__Data supplied__:
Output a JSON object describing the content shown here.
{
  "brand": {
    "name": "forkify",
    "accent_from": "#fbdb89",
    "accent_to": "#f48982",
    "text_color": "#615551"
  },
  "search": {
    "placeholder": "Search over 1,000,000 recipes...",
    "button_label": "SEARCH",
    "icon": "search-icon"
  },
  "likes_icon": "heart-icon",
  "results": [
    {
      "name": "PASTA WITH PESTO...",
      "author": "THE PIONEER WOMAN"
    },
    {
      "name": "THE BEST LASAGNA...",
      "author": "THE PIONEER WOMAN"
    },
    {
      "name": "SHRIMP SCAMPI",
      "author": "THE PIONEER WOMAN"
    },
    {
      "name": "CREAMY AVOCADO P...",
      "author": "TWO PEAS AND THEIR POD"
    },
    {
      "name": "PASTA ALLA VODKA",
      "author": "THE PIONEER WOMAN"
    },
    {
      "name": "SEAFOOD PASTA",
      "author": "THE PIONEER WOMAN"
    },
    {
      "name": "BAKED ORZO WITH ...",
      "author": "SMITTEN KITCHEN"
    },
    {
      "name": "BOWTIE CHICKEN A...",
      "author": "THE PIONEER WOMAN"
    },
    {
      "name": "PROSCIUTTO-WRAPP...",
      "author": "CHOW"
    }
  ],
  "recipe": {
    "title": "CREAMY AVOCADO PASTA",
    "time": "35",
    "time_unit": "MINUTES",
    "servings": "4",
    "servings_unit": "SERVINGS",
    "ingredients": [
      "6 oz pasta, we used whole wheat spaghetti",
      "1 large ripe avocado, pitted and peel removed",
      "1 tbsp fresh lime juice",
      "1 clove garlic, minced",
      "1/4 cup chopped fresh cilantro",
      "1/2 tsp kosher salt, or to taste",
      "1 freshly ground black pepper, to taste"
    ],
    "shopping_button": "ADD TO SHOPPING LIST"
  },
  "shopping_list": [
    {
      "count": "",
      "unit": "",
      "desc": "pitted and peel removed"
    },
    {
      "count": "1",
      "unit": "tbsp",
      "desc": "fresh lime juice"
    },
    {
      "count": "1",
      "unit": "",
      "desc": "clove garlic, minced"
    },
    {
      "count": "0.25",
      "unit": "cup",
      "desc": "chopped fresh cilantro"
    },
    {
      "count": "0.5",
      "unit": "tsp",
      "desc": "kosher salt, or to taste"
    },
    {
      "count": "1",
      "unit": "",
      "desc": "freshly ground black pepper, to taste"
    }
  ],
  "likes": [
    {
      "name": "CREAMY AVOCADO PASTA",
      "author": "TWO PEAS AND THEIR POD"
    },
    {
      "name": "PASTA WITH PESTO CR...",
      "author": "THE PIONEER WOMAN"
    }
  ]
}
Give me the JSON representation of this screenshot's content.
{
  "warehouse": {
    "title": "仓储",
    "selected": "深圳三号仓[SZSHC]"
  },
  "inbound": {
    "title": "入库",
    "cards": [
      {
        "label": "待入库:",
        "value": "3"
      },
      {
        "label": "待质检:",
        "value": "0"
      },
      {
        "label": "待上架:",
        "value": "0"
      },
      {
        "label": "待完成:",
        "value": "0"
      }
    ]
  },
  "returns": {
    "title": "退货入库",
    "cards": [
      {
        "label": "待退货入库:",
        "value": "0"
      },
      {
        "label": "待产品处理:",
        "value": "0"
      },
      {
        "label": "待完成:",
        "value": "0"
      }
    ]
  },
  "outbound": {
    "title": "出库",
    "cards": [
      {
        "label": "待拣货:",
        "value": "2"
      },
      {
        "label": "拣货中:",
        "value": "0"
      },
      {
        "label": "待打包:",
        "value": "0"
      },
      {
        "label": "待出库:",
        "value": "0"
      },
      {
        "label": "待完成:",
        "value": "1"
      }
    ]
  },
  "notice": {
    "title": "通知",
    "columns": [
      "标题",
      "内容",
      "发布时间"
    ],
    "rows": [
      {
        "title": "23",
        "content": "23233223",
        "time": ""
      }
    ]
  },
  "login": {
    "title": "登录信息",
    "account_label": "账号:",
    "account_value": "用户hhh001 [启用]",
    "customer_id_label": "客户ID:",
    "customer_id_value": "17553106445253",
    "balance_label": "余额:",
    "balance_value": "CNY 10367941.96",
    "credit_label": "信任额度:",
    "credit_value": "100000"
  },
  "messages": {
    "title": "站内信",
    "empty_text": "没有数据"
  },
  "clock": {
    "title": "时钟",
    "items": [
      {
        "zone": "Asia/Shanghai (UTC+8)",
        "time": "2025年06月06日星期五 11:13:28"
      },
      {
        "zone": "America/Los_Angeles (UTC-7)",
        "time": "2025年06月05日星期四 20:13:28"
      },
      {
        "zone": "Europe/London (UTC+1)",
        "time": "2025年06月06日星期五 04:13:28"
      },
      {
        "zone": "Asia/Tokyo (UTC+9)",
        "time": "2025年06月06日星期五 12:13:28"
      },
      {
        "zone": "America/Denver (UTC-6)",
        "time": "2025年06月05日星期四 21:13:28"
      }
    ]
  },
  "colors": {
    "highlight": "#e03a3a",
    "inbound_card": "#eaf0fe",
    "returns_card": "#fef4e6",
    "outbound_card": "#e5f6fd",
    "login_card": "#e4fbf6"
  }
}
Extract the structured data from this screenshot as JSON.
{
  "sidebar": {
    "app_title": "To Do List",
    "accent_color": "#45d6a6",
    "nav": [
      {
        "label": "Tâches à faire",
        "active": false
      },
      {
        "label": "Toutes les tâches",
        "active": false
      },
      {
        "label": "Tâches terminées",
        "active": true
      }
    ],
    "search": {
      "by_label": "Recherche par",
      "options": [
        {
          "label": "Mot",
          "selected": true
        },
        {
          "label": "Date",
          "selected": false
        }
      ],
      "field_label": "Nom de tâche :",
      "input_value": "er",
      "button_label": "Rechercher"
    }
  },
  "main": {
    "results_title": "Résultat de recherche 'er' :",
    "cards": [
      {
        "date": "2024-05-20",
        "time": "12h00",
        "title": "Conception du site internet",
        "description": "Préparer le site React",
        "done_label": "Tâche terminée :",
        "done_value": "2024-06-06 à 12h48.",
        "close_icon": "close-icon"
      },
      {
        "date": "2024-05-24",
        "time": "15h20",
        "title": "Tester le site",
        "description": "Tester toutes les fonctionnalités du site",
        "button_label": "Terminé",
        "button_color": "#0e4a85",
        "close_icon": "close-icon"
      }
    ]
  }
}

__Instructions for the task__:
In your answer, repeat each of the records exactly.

__Result of this exercise__:
Output a JSON object describing the content shown here.
{
  "brand": {
    "name": "forkify",
    "accent_from": "#fbdb89",
    "accent_to": "#f48982",
    "text_color": "#615551"
  },
  "search": {
    "placeholder": "Search over 1,000,000 recipes...",
    "button_label": "SEARCH",
    "icon": "search-icon"
  },
  "likes_icon": "heart-icon",
  "results": [
    {
      "name": "PASTA WITH PESTO...",
      "author": "THE PIONEER WOMAN"
    },
    {
      "name": "THE BEST LASAGNA...",
      "author": "THE PIONEER WOMAN"
    },
    {
      "name": "SHRIMP SCAMPI",
      "author": "THE PIONEER WOMAN"
    },
    {
      "name": "CREAMY AVOCADO P...",
      "author": "TWO PEAS AND THEIR POD"
    },
    {
      "name": "PASTA ALLA VODKA",
      "author": "THE PIONEER WOMAN"
    },
    {
      "name": "SEAFOOD PASTA",
      "author": "THE PIONEER WOMAN"
    },
    {
      "name": "BAKED ORZO WITH ...",
      "author": "SMITTEN KITCHEN"
    },
    {
      "name": "BOWTIE CHICKEN A...",
      "author": "THE PIONEER WOMAN"
    },
    {
      "name": "PROSCIUTTO-WRAPP...",
      "author": "CHOW"
    }
  ],
  "recipe": {
    "title": "CREAMY AVOCADO PASTA",
    "time": "35",
    "time_unit": "MINUTES",
    "servings": "4",
    "servings_unit": "SERVINGS",
    "ingredients": [
      "6 oz pasta, we used whole wheat spaghetti",
      "1 large ripe avocado, pitted and peel removed",
      "1 tbsp fresh lime juice",
      "1 clove garlic, minced",
      "1/4 cup chopped fresh cilantro",
      "1/2 tsp kosher salt, or to taste",
      "1 freshly ground black pepper, to taste"
    ],
    "shopping_button": "ADD TO SHOPPING LIST"
  },
  "shopping_list": [
    {
      "count": "",
      "unit": "",
      "desc": "pitted and peel removed"
    },
    {
      "count": "1",
      "unit": "tbsp",
      "desc": "fresh lime juice"
    },
    {
      "count": "1",
      "unit": "",
      "desc": "clove garlic, minced"
    },
    {
      "count": "0.25",
      "unit": "cup",
      "desc": "chopped fresh cilantro"
    },
    {
      "count": "0.5",
      "unit": "tsp",
      "desc": "kosher salt, or to taste"
    },
    {
      "count": "1",
      "unit": "",
      "desc": "freshly ground black pepper, to taste"
    }
  ],
  "likes": [
    {
      "name": "CREAMY AVOCADO PASTA",
      "author": "TWO PEAS AND THEIR POD"
    },
    {
      "name": "PASTA WITH PESTO CR...",
      "author": "THE PIONEER WOMAN"
    }
  ]
}
Give me the JSON representation of this screenshot's content.
{
  "warehouse": {
    "title": "仓储",
    "selected": "深圳三号仓[SZSHC]"
  },
  "inbound": {
    "title": "入库",
    "cards": [
      {
        "label": "待入库:",
        "value": "3"
      },
      {
        "label": "待质检:",
        "value": "0"
      },
      {
        "label": "待上架:",
        "value": "0"
      },
      {
        "label": "待完成:",
        "value": "0"
      }
    ]
  },
  "returns": {
    "title": "退货入库",
    "cards": [
      {
        "label": "待退货入库:",
        "value": "0"
      },
      {
        "label": "待产品处理:",
        "value": "0"
      },
      {
        "label": "待完成:",
        "value": "0"
      }
    ]
  },
  "outbound": {
    "title": "出库",
    "cards": [
      {
        "label": "待拣货:",
        "value": "2"
      },
      {
        "label": "拣货中:",
        "value": "0"
      },
      {
        "label": "待打包:",
        "value": "0"
      },
      {
        "label": "待出库:",
        "value": "0"
      },
      {
        "label": "待完成:",
        "value": "1"
      }
    ]
  },
  "notice": {
    "title": "通知",
    "columns": [
      "标题",
      "内容",
      "发布时间"
    ],
    "rows": [
      {
        "title": "23",
        "content": "23233223",
        "time": ""
      }
    ]
  },
  "login": {
    "title": "登录信息",
    "account_label": "账号:",
    "account_value": "用户hhh001 [启用]",
    "customer_id_label": "客户ID:",
    "customer_id_value": "17553106445253",
    "balance_label": "余额:",
    "balance_value": "CNY 10367941.96",
    "credit_label": "信任额度:",
    "credit_value": "100000"
  },
  "messages": {
    "title": "站内信",
    "empty_text": "没有数据"
  },
  "clock": {
    "title": "时钟",
    "items": [
      {
        "zone": "Asia/Shanghai (UTC+8)",
        "time": "2025年06月06日星期五 11:13:28"
      },
      {
        "zone": "America/Los_Angeles (UTC-7)",
        "time": "2025年06月05日星期四 20:13:28"
      },
      {
        "zone": "Europe/London (UTC+1)",
        "time": "2025年06月06日星期五 04:13:28"
      },
      {
        "zone": "Asia/Tokyo (UTC+9)",
        "time": "2025年06月06日星期五 12:13:28"
      },
      {
        "zone": "America/Denver (UTC-6)",
        "time": "2025年06月05日星期四 21:13:28"
      }
    ]
  },
  "colors": {
    "highlight": "#e03a3a",
    "inbound_card": "#eaf0fe",
    "returns_card": "#fef4e6",
    "outbound_card": "#e5f6fd",
    "login_card": "#e4fbf6"
  }
}
Extract the structured data from this screenshot as JSON.
{
  "sidebar": {
    "app_title": "To Do List",
    "accent_color": "#45d6a6",
    "nav": [
      {
        "label": "Tâches à faire",
        "active": false
      },
      {
        "label": "Toutes les tâches",
        "active": false
      },
      {
        "label": "Tâches terminées",
        "active": true
      }
    ],
    "search": {
      "by_label": "Recherche par",
      "options": [
        {
          "label": "Mot",
          "selected": true
        },
        {
          "label": "Date",
          "selected": false
        }
      ],
      "field_label": "Nom de tâche :",
      "input_value": "er",
      "button_label": "Rechercher"
    }
  },
  "main": {
    "results_title": "Résultat de recherche 'er' :",
    "cards": [
      {
        "date": "2024-05-20",
        "time": "12h00",
        "title": "Conception du site internet",
        "description": "Préparer le site React",
        "done_label": "Tâche terminée :",
        "done_value": "2024-06-06 à 12h48.",
        "close_icon": "close-icon"
      },
      {
        "date": "2024-05-24",
        "time": "15h20",
        "title": "Tester le site",
        "description": "Tester toutes les fonctionnalités du site",
        "button_label": "Terminé",
        "button_color": "#0e4a85",
        "close_icon": "close-icon"
      }
    ]
  }
}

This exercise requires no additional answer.